Americans Took More Deductions In 2011, Hitting $160 Billion

Americans took a collective $160.33 billion in tax deductions for charitable contributions in 2011, an increase of 1.4 percent compared to the $158.18 billion in 2010. The number of tax returns filed that included charitable deductions declined by 0.8 percent, from 38.1 million to 37.9 million.

The Internal Revenue Service (IRS) released preliminary data on individual income tax returns for 2010 and 2011. Preliminary statistics are based on a sample of individual tax returns, including Forms 1040, 1040A and 1040EZ, filed during the 2012 calendar year. The estimates are based on a sample of returns filed.

There were 145.6 million individual income tax returns filed for 2011, up 1.9 percent from the 142.9 million filed for 2010, and more than 46 million of those returns took a total itemized deduction.

By far, the largest categories filing for the charitable deduction were those with adjusted gross in­come (AGI) of $50,000 to $100,000, with 13.87 million filed, or 36 percent of those itemized returns, followed by those in the $100,000 to $200,000 category, with 11.086 million, or 29 percent.

The largest category by amount of charitable contribution deductions, however, was $250,000 or more in AGI, with $50 million, or 31 percent of the overall $160 million. Those in the $250,000-plus category filed 2.7 million returns that included the deduction.

AGI increased by 3.1 percent to $8.3 trillion in 2011 while taxable income rose 4.3 percent to $5.7 trillion and total income tax increased by 9.8 percent to $1 trillion.

The number of returns claiming the standard deduction accounted for two-thirds of all returns filed and 40 percent of the total deductions amount.

The amount claimed for non-cash charitable contributions jumped by almost 25 percent during 2010, led primarily by a 37-percent boost in the amount claimed for corporate stock donations. Corporate stock donations registered at $9.7 billion in 2009 but jumped to $13.3 billion in 2010, accounting for 38 percent of all non-cash donations.
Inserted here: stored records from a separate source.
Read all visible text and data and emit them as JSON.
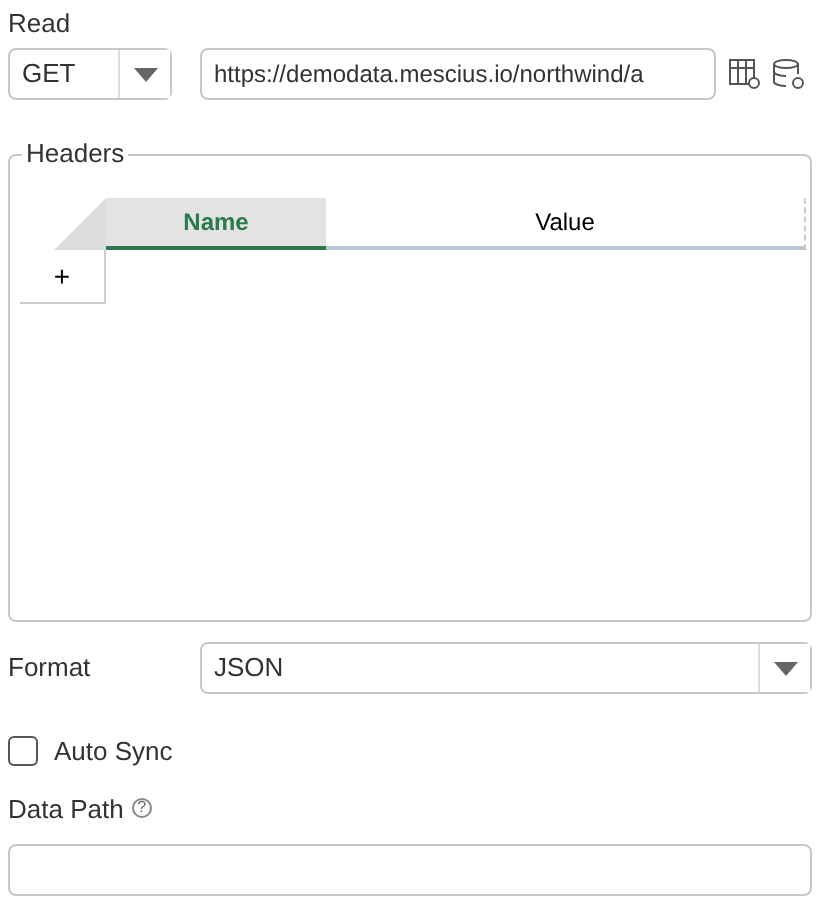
{
  "read": {
    "label": "Read",
    "method": "GET",
    "url": "https://demodata.mescius.io/northwind/a"
  },
  "headers": {
    "legend": "Headers",
    "columns": [
      {
        "label": "Name",
        "selected": true
      },
      {
        "label": "Value",
        "selected": false
      }
    ],
    "add_row": "+"
  },
  "format": {
    "label": "Format",
    "value": "JSON"
  },
  "auto_sync": {
    "label": "Auto Sync",
    "checked": false
  },
  "data_path": {
    "label": "Data Path",
    "help": "?"
  }
}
Donations of clothing were up almost 10 percent, from $7.6 billion in 2009 to $8.3 billion in 2010. Donations of household items increased just 1 percent, from $3.22 billion to $3.25 billion. The number of returns with stock donations (123,109) is a tiny fraction of the number of returns with donations of clothing (5.7 million) or household items (2.5 million).

Overall, the number of taxpayers filing Form 8283 for non-cash charitable contributions increased 9.1 percent, from 6.7 million in 2009 to 7.3 million in 2010. The amount claimed for those donations increased almost 25 percent, from $28 billion in 2009 to almost $35 billion in 2010.

Taxpayers use Form 8283 when the amount of taxpayer deductions for all noncash contributions exceeds $500.  NPT